In recent years we were seeing record high prices for quality tillable farmland in Illinois. If a tract of highly productive farmland went to auction in 2012, 2013, 2014, and even into 2015 it was not uncommon to see sale prices from $12,000 or even up to as high as $16,000/acre in some regions. That translates into over $1 million for just 80 acres. It was also very common for farmers to be paying $300-400/acre cash rent. Today these prices have started to trend downward some, but what makes farmland valuable, and why are farmers willing to pay such high prices for land? When commodity prices are good such as they were in 2012 and 2013 farmers were looking to expand and reinvest into their operations, and when a quality piece of land came to market for many farmers it was a no brainer to purchase it.
Today Farmland prices have come down as farmers are tightening their budgets due to lower commodity prices. Last week (3/12/18) Sullivan Auctioneers sold 578 acres in Mason County, IL for just under $3.9 million. The average price per acre was $6,735.54 with the highest selling tracts going for $8,700 per acre. The lowest selling tract was sold for $3,150 per acre. This farm was composed of Onarga, Sparta, and Disco soils.
Is farmland worth the investment? In my opinion a good tract of land is always worth the investment because it is a great way to build your personal wealth and transfer that wealth to the next generation. Real estate prices fluctuate just like anything else. However, you will always have something, and it will never be worthless. Even if it does not have monetary value you will still have the rights of ownership that came with the land when you purchased it, and to me that is worth something.
I believe that my passion for land has come from my father and grandfather. They have always taught me that if you take care of the land it will take care of you. This is a value that many farmers hold true, and it could not be more true. There is no substitute for land, and we must take great care of it, and do our best to preserve one of our greatest resources so that we can continue to feed a growing world.
My name is Daniel Woodrow, and I am a senior here at Western Illinois University.

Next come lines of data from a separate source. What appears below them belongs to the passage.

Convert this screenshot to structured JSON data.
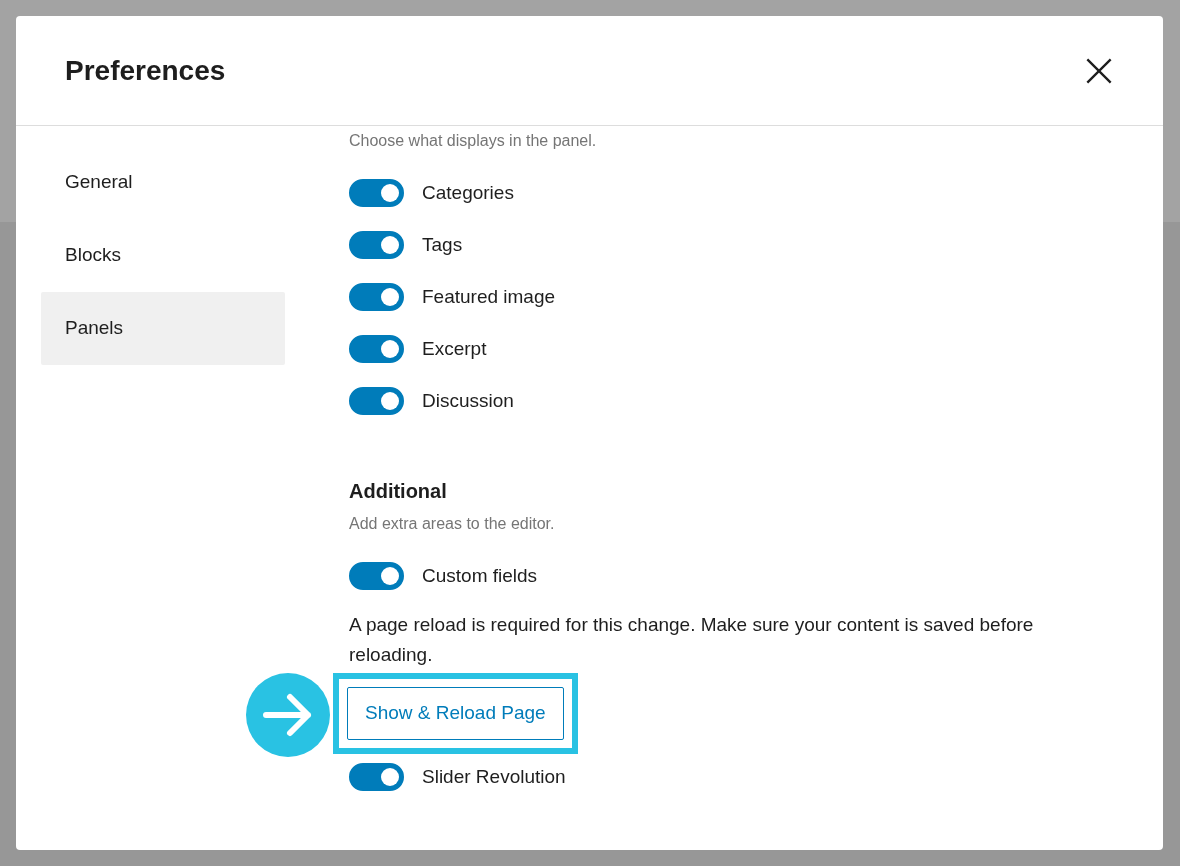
{
  "dialog": {
    "title": "Preferences"
  },
  "sidebar": {
    "items": [
      {
        "label": "General",
        "selected": false
      },
      {
        "label": "Blocks",
        "selected": false
      },
      {
        "label": "Panels",
        "selected": true
      }
    ]
  },
  "panels": {
    "description": "Choose what displays in the panel.",
    "toggles": [
      {
        "label": "Categories",
        "on": true
      },
      {
        "label": "Tags",
        "on": true
      },
      {
        "label": "Featured image",
        "on": true
      },
      {
        "label": "Excerpt",
        "on": true
      },
      {
        "label": "Discussion",
        "on": true
      }
    ]
  },
  "additional": {
    "heading": "Additional",
    "description": "Add extra areas to the editor.",
    "items": [
      {
        "kind": "toggle",
        "label": "Custom fields",
        "on": true
      },
      {
        "kind": "notice",
        "text": "A page reload is required for this change. Make sure your content is saved before reloading."
      },
      {
        "kind": "button",
        "label": "Show & Reload Page",
        "highlighted": true
      },
      {
        "kind": "toggle",
        "label": "Slider Revolution",
        "on": true
      }
    ]
  }
}
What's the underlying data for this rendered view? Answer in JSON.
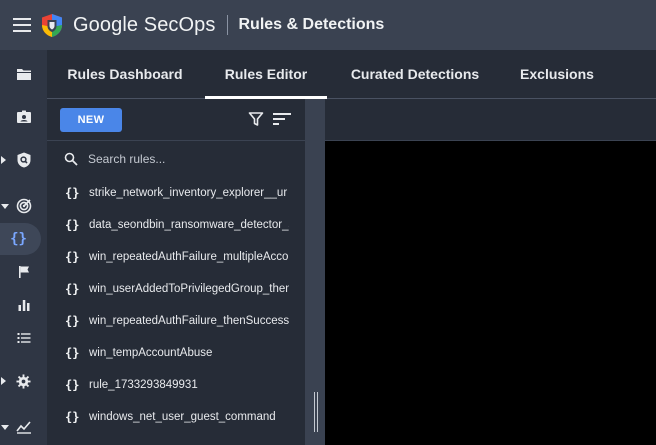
{
  "app": {
    "brand": "Google SecOps",
    "section": "Rules & Detections"
  },
  "tabs": [
    {
      "label": "Rules Dashboard",
      "active": false
    },
    {
      "label": "Rules Editor",
      "active": true
    },
    {
      "label": "Curated Detections",
      "active": false
    },
    {
      "label": "Exclusions",
      "active": false
    }
  ],
  "panel": {
    "new_label": "NEW",
    "search_placeholder": "Search rules..."
  },
  "rules": [
    "strike_network_inventory_explorer__ur",
    "data_seondbin_ransomware_detector_s",
    "win_repeatedAuthFailure_multipleAccou",
    "win_userAddedToPrivilegedGroup_then",
    "win_repeatedAuthFailure_thenSuccess",
    "win_tempAccountAbuse",
    "rule_1733293849931",
    "windows_net_user_guest_command"
  ],
  "rail_icons": [
    "folder-icon",
    "contact-card-icon",
    "shield-search-icon",
    "radar-icon",
    "code-braces-icon",
    "flag-icon",
    "bar-chart-icon",
    "list-icon",
    "settings-gear-icon",
    "trending-chart-icon"
  ],
  "colors": {
    "topbar": "#3a4251",
    "rail": "#2f3644",
    "panel": "#262c37",
    "accent": "#4a86e8"
  }
}
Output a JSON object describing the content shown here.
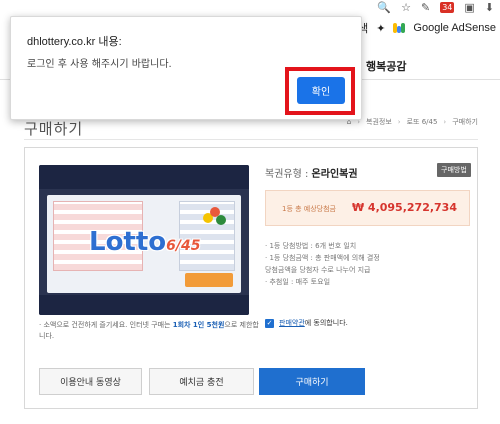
{
  "browser": {
    "notification_count": "34",
    "bookmarks": [
      "색",
      "Google AdSense"
    ]
  },
  "site_nav": {
    "items": [
      "행복공감"
    ]
  },
  "page": {
    "title": "구매하기",
    "breadcrumb": [
      "복권정보",
      "로또 6/45",
      "구매하기"
    ]
  },
  "product": {
    "image_logo_main": "Lotto",
    "image_logo_suffix": "6/45",
    "ticket_type_label": "복권유형 :",
    "ticket_type_value": "온라인복권",
    "buy_method_badge": "구매방법",
    "prize_label": "1등 총 예상당첨금",
    "prize_amount": "₩ 4,095,272,734",
    "info": [
      "· 1등 당첨방법 : 6개 번호 일치",
      "· 1등 당첨금액 : 총 판매액에 의해 결정",
      "  당첨금액을 당첨자 수로 나누어 지급",
      "· 추첨일 : 매주 토요일"
    ],
    "disclaimer_pre": "· 소액으로 건전하게 즐기세요. 인터넷 구매는 ",
    "disclaimer_highlight": "1회차 1인 5천원",
    "disclaimer_post": "으로 제한합니다.",
    "consent_link": "판매약관",
    "consent_text": "에 동의합니다."
  },
  "buttons": {
    "video": "이용안내 동영상",
    "deposit": "예치금 충전",
    "buy": "구매하기"
  },
  "dialog": {
    "title": "dhlottery.co.kr 내용:",
    "message": "로그인 후 사용 해주시기 바랍니다.",
    "confirm": "확인"
  },
  "colors": {
    "accent_blue": "#1f6fcf",
    "dialog_button": "#1a73e8",
    "highlight_red": "#e3141b",
    "prize_red": "#d6352e"
  }
}
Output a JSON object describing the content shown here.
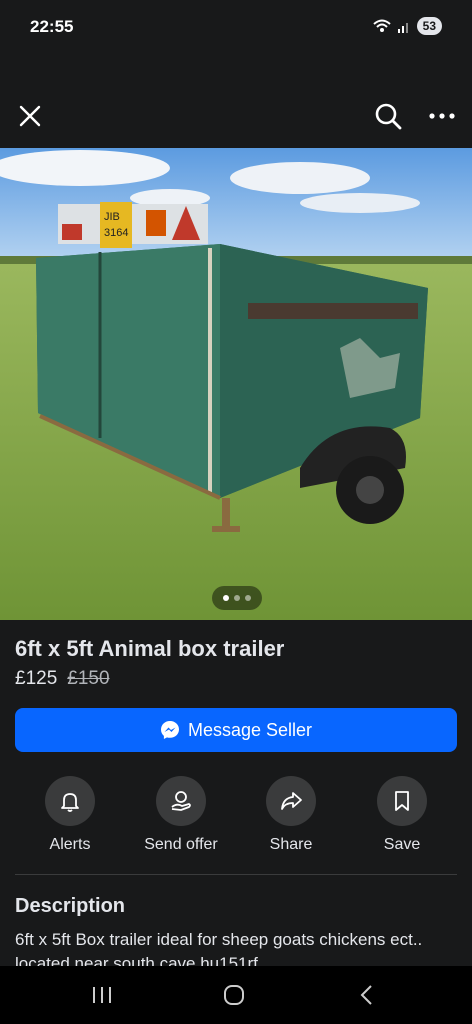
{
  "status_bar": {
    "time": "22:55",
    "battery": "53"
  },
  "top_bar": {
    "close_icon": "close-icon",
    "search_icon": "search-icon",
    "more_icon": "more-icon"
  },
  "photo": {
    "alt": "Green box trailer in a field",
    "page_count": 3,
    "active_page": 1
  },
  "listing": {
    "title": "6ft x 5ft Animal box trailer",
    "price": "£125",
    "old_price": "£150"
  },
  "message_button": {
    "label": "Message Seller"
  },
  "actions": [
    {
      "label": "Alerts",
      "icon": "bell-icon"
    },
    {
      "label": "Send offer",
      "icon": "offer-icon"
    },
    {
      "label": "Share",
      "icon": "share-icon"
    },
    {
      "label": "Save",
      "icon": "bookmark-icon"
    }
  ],
  "description": {
    "heading": "Description",
    "body": "6ft x 5ft Box trailer ideal for sheep goats chickens ect.. located near south cave hu151rf"
  },
  "colors": {
    "accent": "#0866ff",
    "background": "#18191a",
    "circle": "#3a3b3c"
  }
}
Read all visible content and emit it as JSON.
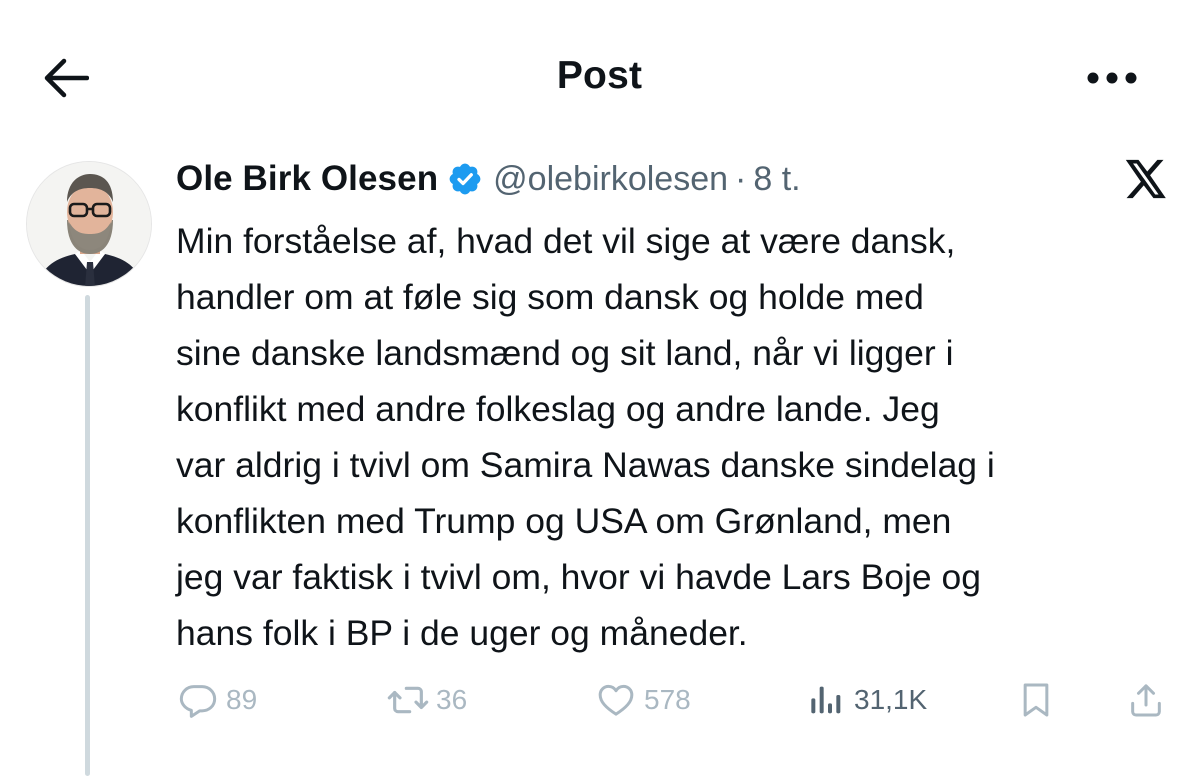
{
  "header": {
    "title": "Post"
  },
  "post": {
    "author_name": "Ole Birk Olesen",
    "handle": "@olebirkolesen",
    "separator": "·",
    "time": "8 t.",
    "lines": [
      "Min forståelse af, hvad det vil sige at være dansk,",
      "handler om at føle sig som dansk og holde med",
      "sine danske landsmænd og sit land, når vi ligger i",
      "konflikt med andre folkeslag og andre lande. Jeg",
      "var aldrig i tvivl om Samira Nawas danske sindelag i",
      "konflikten med Trump og USA om Grønland, men",
      "jeg var faktisk i tvivl om, hvor vi havde Lars Boje og",
      "hans folk i BP i de uger og måneder."
    ]
  },
  "actions": {
    "replies": "89",
    "reposts": "36",
    "likes": "578",
    "views": "31,1K"
  },
  "icons": {
    "back": "arrow-left-icon",
    "more": "more-horizontal-icon",
    "verified": "verified-badge-icon",
    "brand": "x-logo-icon",
    "reply": "reply-icon",
    "repost": "repost-icon",
    "like": "heart-icon",
    "views": "views-icon",
    "bookmark": "bookmark-icon",
    "share": "share-icon"
  },
  "colors": {
    "text": "#0f1419",
    "secondary": "#536471",
    "muted_action": "#aab8c2",
    "verified": "#1d9bf0",
    "thread_line": "#cfd9de"
  }
}
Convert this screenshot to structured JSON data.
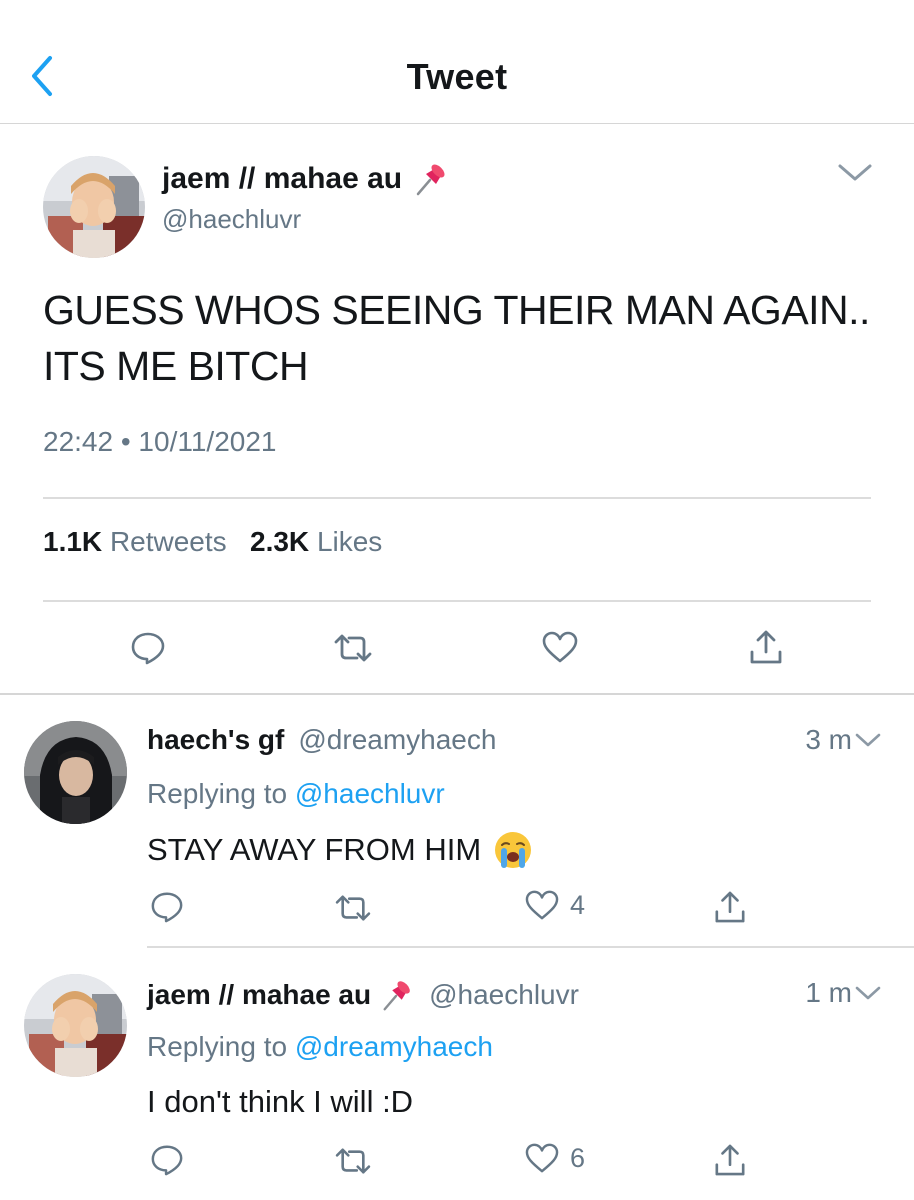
{
  "header": {
    "title": "Tweet"
  },
  "main_tweet": {
    "display_name": "jaem // mahae au",
    "handle": "@haechluvr",
    "text": "GUESS WHOS SEEING THEIR MAN AGAIN.. ITS ME BITCH",
    "timestamp": "22:42 • 10/11/2021",
    "retweets_count": "1.1K",
    "retweets_label": "Retweets",
    "likes_count": "2.3K",
    "likes_label": "Likes"
  },
  "replies": [
    {
      "display_name": "haech's gf",
      "handle": "@dreamyhaech",
      "time": "3 m",
      "replying_prefix": "Replying to",
      "replying_to": "@haechluvr",
      "text": "STAY AWAY FROM HIM",
      "like_count": "4"
    },
    {
      "display_name": "jaem // mahae au",
      "handle": "@haechluvr",
      "time": "1 m",
      "replying_prefix": "Replying to",
      "replying_to": "@dreamyhaech",
      "text": "I don't think I will :D",
      "like_count": "6"
    }
  ],
  "colors": {
    "accent": "#1da1f2",
    "muted": "#657786",
    "text": "#14171a",
    "divider": "#d6d6d6",
    "pin": "#e0245e"
  },
  "icons": [
    "back-chevron-icon",
    "chevron-down-icon",
    "pushpin-icon",
    "reply-icon",
    "retweet-icon",
    "like-icon",
    "share-icon",
    "crying-face-icon"
  ]
}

I am a member of Alpha Gamma Rho, and I will be graduating in May with a degree in Ag business. I am currently seeking a career as a real estate appraiser, and I look forward to the many opportunities that my education will provide. All pictures in this blog are my own.